The programme will also continue to strengthen and support the continuation of the IMO Regional Presence Scheme in Côte d'Ivoire, Ghana and Kenya.
In the continued efforts to improve the delivery of ITCP, the Secretariat has developed a template for “country Maritime Profile” aimed at identifying specific maritime needs of the developing countries. The aim is to deliver appropriate and targeted technical assistance aimed at addressing the country’s maritime needs.
IMO will continue to support the implementation of the recommendations in annex 1 to resolution 1 of the IMO Conference on Search and Rescue (SAR) and the Global Maritime Distress and Safety System (GMDSS), held in Florence, Italy in October 2000, which led to the establishment of five Regional Maritime Rescue Centres (RMRCCs) and 26 Maritime Rescue Sub-Centres (MRSCs) in total for the African countries bordering the Atlantic and Indian Oceans.
Strengthening national and regional capacities remains the cornerstone of the Integration of Women in the Maritime Sector (IWMS) Programme, placing particular emphasis on gender specific fellowships which represent a practical mechanism for reinforcing access to training opportunities for women in developing countries. One of the outcomes of this approach is the identification and selection of women for career development opportunities in maritime administrations, ports and maritime training institutes.
The Association of Women managers in the Maritime Sector in East and Southern Africa (WOMESA)
, launched through the IWMS Programme in December 2007, continued to build national capacities by supporting the establishment of national chapters in Namibia and the United Republic of Tanzania. Feedback from the associations shows that the regional context is strengthened considerably when the participating countries include representation from local associations whose work in the field does much to enhance the visibility and recognition of women in their respective maritime administrations. A meeting of female maritime administrators was conducted jointly by WOMESA and IMO in December 2011, around the subject of "Changing the face of maritime administration". Hosted by Mauritius, the meeting included participants from Burundi, Eritrea, Ethiopia, Kenya, Madagascar, Malawi, Mauritius, Mozambique, Namibia, Seychelles and
the United Republic of Tanzania. Major issues under discussion, within the context of regional cooperation in East and Southern Africa, included dangers posed by piracy in the Indian Ocean waters and maritime education and research.
Human resource capacity-building
As at the end of May 2012, seven hundred and eighty four (784) African students had been trained at the World Maritime University (WMU)
since 1984, representing some 24.2% of the total number of WMU graduates worldwide and one hundred and sixty four (164) have, so far, graduated from the IMO International Maritime Law Institute (IMLI)
, representing some 30.9% of the total number of students worldwide since 1989.
There are thirteen (13) maritime training centres in Africa (including one Regional Maritime Academy and one Regional Maritime University) providing training for most of the seafarers in the shipping industry.

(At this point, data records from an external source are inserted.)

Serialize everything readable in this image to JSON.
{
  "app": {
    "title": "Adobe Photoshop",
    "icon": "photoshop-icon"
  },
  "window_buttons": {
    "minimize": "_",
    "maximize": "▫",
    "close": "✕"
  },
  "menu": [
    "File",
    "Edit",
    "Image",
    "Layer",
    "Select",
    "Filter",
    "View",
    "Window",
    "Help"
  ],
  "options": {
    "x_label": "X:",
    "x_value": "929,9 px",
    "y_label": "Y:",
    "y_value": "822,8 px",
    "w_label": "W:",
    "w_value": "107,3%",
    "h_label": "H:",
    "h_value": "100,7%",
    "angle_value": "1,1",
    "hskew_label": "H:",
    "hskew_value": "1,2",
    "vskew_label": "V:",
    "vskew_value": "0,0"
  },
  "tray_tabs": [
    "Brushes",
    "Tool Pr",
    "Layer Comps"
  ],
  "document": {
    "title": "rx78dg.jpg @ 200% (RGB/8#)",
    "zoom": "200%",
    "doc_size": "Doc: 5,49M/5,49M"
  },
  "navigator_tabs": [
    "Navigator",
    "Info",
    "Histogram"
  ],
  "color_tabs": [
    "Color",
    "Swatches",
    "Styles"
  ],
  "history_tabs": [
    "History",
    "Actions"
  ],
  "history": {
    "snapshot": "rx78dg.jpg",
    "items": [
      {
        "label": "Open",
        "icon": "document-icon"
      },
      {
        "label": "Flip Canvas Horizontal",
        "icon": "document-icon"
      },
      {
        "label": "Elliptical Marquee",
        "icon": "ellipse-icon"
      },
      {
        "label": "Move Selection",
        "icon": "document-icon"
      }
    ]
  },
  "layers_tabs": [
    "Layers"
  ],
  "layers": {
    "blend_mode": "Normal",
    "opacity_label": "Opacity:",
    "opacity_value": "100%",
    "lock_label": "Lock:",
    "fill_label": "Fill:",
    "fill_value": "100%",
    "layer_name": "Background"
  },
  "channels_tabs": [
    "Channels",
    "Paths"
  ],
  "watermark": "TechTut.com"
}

IMO has, over the years, provided technical assistance to a number of African countries to assist them in meeting requirements on the implementation of the International Convention on Standards of Training, Certification and Watchkeeping for Seafarers, 1978, as amended (1978 STCW Convention, as amended). As a result, eighteen (18) countries appeared on the “White List” as at June 2012.